  10. BrownCurls says:

    Hi Dawn: thanks for that link for your review of sunscreens. We did use Badger last Summer, it is pretty thick though. The kids definitely walked around white faced LOL they don’t really stand still long enough for me to blend it in. But if I can’t find anything better, we’ll probably go back it to it. Glad to see it made your list of safe ingredients.

  11. BrownCurls says:

    Well I just tried Badger’s new Face Stick, and it works really well for the kids.
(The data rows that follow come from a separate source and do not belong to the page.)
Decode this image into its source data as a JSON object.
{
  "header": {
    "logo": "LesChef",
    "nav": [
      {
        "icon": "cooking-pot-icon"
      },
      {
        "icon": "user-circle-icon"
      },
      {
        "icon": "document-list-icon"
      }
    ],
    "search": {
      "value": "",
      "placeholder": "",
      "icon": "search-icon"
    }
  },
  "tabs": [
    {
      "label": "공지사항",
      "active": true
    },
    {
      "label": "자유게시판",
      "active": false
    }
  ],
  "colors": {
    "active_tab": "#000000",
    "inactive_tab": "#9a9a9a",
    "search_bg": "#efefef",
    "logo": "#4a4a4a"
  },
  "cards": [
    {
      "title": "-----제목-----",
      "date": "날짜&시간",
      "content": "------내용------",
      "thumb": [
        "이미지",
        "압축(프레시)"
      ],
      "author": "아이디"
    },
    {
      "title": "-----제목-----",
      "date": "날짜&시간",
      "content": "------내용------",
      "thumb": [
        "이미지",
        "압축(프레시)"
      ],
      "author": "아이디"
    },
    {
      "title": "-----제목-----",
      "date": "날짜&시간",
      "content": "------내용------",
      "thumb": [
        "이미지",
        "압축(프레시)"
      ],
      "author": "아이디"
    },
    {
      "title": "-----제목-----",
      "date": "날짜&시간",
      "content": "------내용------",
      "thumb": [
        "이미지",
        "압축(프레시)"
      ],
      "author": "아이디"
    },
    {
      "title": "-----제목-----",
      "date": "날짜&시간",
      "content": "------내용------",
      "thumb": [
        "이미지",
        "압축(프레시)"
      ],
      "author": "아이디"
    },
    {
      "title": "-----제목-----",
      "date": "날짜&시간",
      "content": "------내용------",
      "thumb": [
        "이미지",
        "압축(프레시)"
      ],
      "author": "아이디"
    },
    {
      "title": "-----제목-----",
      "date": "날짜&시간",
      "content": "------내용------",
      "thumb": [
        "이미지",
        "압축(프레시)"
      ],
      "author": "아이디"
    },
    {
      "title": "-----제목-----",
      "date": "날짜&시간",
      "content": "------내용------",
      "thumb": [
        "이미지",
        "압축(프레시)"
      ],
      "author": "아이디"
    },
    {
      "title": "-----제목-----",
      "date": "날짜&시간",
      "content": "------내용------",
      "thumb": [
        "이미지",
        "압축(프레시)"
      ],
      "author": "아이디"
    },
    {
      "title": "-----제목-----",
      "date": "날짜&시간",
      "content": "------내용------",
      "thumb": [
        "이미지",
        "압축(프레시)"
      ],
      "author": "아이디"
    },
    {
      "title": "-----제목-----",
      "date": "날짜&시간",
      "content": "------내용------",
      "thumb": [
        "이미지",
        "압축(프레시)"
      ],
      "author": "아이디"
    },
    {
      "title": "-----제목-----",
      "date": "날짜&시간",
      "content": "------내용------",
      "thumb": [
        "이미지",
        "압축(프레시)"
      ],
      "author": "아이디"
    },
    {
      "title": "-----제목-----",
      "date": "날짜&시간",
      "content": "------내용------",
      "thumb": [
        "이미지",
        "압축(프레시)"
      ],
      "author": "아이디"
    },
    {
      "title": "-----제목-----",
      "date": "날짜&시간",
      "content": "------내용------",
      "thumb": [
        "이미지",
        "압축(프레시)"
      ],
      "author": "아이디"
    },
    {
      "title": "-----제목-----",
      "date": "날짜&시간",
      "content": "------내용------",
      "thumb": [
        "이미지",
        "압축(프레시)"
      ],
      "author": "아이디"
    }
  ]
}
It’s an improved formula I think, so much easier to smear and blend in. Thanks for pointing me in that direction! http://www.drugstore.com/badger-unscented-sunscreen-face-stick-spf-30-unscented/qxp296638

  12. Dawn Michelle says:

    You’re so welcome BrownCurls!

  13. Dawn Michelle says:

    Hi BrownCurls, Yes I agree that Badger’s sunscreen is really thick. I also have used it for the base of my DIY foundation. That stuff doesn’t sweat off either.

  14. Verona says:

    Why do you prefer to use only zinc oxide sunscreens?


    This site has a homemade recipe, my friend tried it and loved it, I plan on making it this summer!

  15. Dawn Michelle says:

    Hi Veronica,
    I prefer zinc oxide based sunscreens because they are considered healthier than titanium dioxide. It is kind of a sensitive topic in general as you can also find debates that zinc oxide may not be that great either, yet chemical sunscreen ingredients definitely need to be avoided. Here is an article I wrote on sunscreens. There are a few natural oils and butters that have some sun protection as well, but that is an article in itself. I’ll check out the recipe when I get a chance too!